Items from an interface collection:

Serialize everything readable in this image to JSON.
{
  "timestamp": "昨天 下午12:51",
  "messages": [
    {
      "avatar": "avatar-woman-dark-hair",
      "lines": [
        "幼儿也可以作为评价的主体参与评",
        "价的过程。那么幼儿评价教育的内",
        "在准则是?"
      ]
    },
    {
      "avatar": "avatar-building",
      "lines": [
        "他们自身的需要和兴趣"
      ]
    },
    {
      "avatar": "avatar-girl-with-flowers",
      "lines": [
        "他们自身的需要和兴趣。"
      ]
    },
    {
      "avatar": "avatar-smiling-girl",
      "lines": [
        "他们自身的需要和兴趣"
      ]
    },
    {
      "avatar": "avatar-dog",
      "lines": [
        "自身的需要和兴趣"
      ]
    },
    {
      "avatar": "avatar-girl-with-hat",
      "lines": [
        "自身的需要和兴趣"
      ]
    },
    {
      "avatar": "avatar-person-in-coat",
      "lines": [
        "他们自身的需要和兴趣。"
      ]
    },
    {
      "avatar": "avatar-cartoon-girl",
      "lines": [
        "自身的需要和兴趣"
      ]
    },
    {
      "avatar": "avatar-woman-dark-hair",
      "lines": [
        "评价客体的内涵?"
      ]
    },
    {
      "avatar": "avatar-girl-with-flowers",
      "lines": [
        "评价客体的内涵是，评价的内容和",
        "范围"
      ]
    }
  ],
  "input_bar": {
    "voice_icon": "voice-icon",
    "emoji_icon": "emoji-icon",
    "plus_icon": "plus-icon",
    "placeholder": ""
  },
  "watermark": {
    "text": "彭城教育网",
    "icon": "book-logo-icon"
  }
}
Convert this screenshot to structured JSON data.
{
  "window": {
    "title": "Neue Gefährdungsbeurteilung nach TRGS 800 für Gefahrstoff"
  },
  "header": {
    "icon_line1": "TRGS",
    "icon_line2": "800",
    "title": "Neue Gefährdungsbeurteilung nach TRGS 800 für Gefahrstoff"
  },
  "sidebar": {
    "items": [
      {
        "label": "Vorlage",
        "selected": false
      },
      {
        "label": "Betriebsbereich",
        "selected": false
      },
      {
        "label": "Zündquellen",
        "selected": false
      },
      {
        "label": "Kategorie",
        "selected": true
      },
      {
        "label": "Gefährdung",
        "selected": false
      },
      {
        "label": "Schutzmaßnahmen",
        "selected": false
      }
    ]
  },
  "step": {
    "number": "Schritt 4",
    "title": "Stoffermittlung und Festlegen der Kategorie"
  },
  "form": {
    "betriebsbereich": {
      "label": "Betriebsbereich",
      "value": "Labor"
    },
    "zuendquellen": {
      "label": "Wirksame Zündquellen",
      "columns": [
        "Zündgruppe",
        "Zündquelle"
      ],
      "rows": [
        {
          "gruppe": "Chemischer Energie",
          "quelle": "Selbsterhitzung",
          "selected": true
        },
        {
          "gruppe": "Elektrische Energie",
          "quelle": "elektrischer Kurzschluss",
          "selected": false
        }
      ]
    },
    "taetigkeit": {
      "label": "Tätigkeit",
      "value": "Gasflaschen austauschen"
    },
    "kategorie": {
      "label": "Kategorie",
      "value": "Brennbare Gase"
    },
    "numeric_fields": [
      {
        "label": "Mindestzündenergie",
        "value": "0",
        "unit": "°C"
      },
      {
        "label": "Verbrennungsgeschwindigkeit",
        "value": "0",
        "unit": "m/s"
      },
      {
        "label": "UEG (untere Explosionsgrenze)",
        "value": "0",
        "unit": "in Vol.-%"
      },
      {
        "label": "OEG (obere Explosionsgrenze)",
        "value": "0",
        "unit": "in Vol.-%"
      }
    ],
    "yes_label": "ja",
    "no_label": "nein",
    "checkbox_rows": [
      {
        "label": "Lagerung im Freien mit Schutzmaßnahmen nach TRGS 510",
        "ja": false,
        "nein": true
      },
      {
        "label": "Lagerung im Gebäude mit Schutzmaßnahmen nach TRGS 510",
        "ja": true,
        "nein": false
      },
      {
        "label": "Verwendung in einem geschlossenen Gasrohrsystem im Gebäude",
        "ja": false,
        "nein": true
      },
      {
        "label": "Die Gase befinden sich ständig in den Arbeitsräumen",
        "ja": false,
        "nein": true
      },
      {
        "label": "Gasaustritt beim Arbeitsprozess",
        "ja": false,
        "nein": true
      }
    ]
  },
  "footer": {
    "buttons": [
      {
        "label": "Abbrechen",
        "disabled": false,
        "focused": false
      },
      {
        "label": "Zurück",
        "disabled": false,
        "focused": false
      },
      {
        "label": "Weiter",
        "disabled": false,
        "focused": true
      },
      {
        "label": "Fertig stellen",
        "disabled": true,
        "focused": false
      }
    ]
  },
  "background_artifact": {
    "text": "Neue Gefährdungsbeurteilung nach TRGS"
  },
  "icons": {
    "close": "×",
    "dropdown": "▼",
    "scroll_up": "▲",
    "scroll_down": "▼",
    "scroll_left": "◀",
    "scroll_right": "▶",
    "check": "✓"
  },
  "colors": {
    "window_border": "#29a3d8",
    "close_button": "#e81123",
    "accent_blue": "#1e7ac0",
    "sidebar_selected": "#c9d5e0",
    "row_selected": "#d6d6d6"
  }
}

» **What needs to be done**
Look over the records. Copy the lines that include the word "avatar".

» **Answer to this task**
      "avatar": "avatar-woman-dark-hair",
      "avatar": "avatar-building",
      "avatar": "avatar-girl-with-flowers",
      "avatar": "avatar-smiling-girl",
      "avatar": "avatar-dog",
      "avatar": "avatar-girl-with-hat",
      "avatar": "avatar-person-in-coat",
      "avatar": "avatar-cartoon-girl",
      "avatar": "avatar-woman-dark-hair",
      "avatar": "avatar-girl-with-flowers",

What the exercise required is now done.